* Exercise requirements *
Lines with "München": report how many there are in the listing below, giving the number and nothing else.

* Dataset excerpts *
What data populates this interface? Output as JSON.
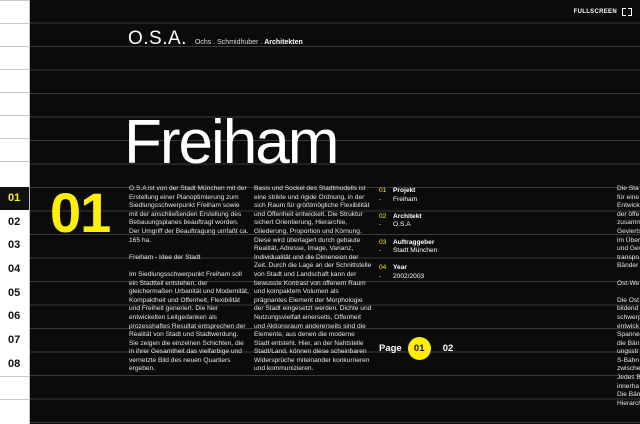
{
  "top": {
    "fullscreen_label": "FULLSCREEN"
  },
  "brand": {
    "logo": "O.S.A.",
    "partners": "Ochs . Schmidhuber . ",
    "suffix": "Architekten"
  },
  "project": {
    "title": "Freiham",
    "number": "01"
  },
  "nav": {
    "items": [
      "01",
      "02",
      "03",
      "04",
      "05",
      "06",
      "07",
      "08"
    ],
    "active_index": 0
  },
  "text": {
    "col1": [
      "O.S.A ist von der Stadt München mit der Erstellung einer Planoptimierung zum Siedlungsschwerpunkt Freiham sowie mit der anschließenden Erstellung des Bebauungsplanes beauftragt worden. Der Umgriff der Beauftragung umfaßt ca. 165 ha.",
      "Freiham - Idee der Stadt",
      "Im Siedlungsschwerpunkt Freiham soll ein Stadtteil entstehen, der gleichermaßen Urbanität und Modernität, Kompaktheit und Offenheit, Flexibilität und Freiheit generiert. Die hier entwickelten Leitgedanken als prozesshaftes Resultat entsprechen der Realität von Stadt und Stadtwerdung. Sie zeigen die einzelnen Schichten, die in ihrer Gesamtheit das vielfarbige und vernetzte Bild des neuen Quartiers ergeben."
    ],
    "col2": "Basis und Sockel des Stadtmodells ist eine strikte und rigide Ordnung, in der sich Raum für größtmögliche Flexibilität und Offenheit entwickelt. Die Struktur sichert Orientierung, Hierarchie, Gliederung, Proportion und Körnung. Diese wird überlagert durch gebaute Realität, Adresse, Image, Varianz, Individualität und die Dimension der Zeit. Durch die Lage an der Schnittstelle von Stadt und Landschaft kann der bewusste Kontrast von offenem Raum und kompaktem Volumen als prägnantes Element der Morphologie der Stadt eingesetzt werden. Dichte und Nutzungsvielfalt einerseits, Offenheit und Aktionsraum andererseits sind die Elemente, aus denen die moderne Stadt entsteht. Hier, an der Nahtstelle Stadt/Land, können diese scheinbaren Widersprüche miteinander konkurrieren und kommunizieren.",
    "col5": [
      "Die Sta",
      "für eine",
      "Entwick",
      "der öffe",
      "zusamm",
      "Gevierts",
      "im Über",
      "und Gev",
      "transpo",
      "Bänder",
      "",
      "Ost-We",
      "",
      "Die Ost",
      "bildend",
      "schwerp",
      "entwick",
      "Spanne",
      "die Bän",
      "ungsstr",
      "S-Bahn",
      "zwische",
      "Jedes B",
      "innerha",
      "Die Bän",
      "Hierarch"
    ]
  },
  "info": [
    {
      "num": "01",
      "label": "Projekt",
      "value": "Freiham"
    },
    {
      "num": "02",
      "label": "Architekt",
      "value": "O.S.A"
    },
    {
      "num": "03",
      "label": "Auftraggeber",
      "value": "Stadt München"
    },
    {
      "num": "04",
      "label": "Year",
      "value": "2002/2003"
    }
  ],
  "pager": {
    "label": "Page",
    "current": "01",
    "next": "02"
  },
  "colors": {
    "accent": "#ffef00",
    "background": "#0b0b0b",
    "sidebar": "#ffffff"
  }
}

* Response below *
2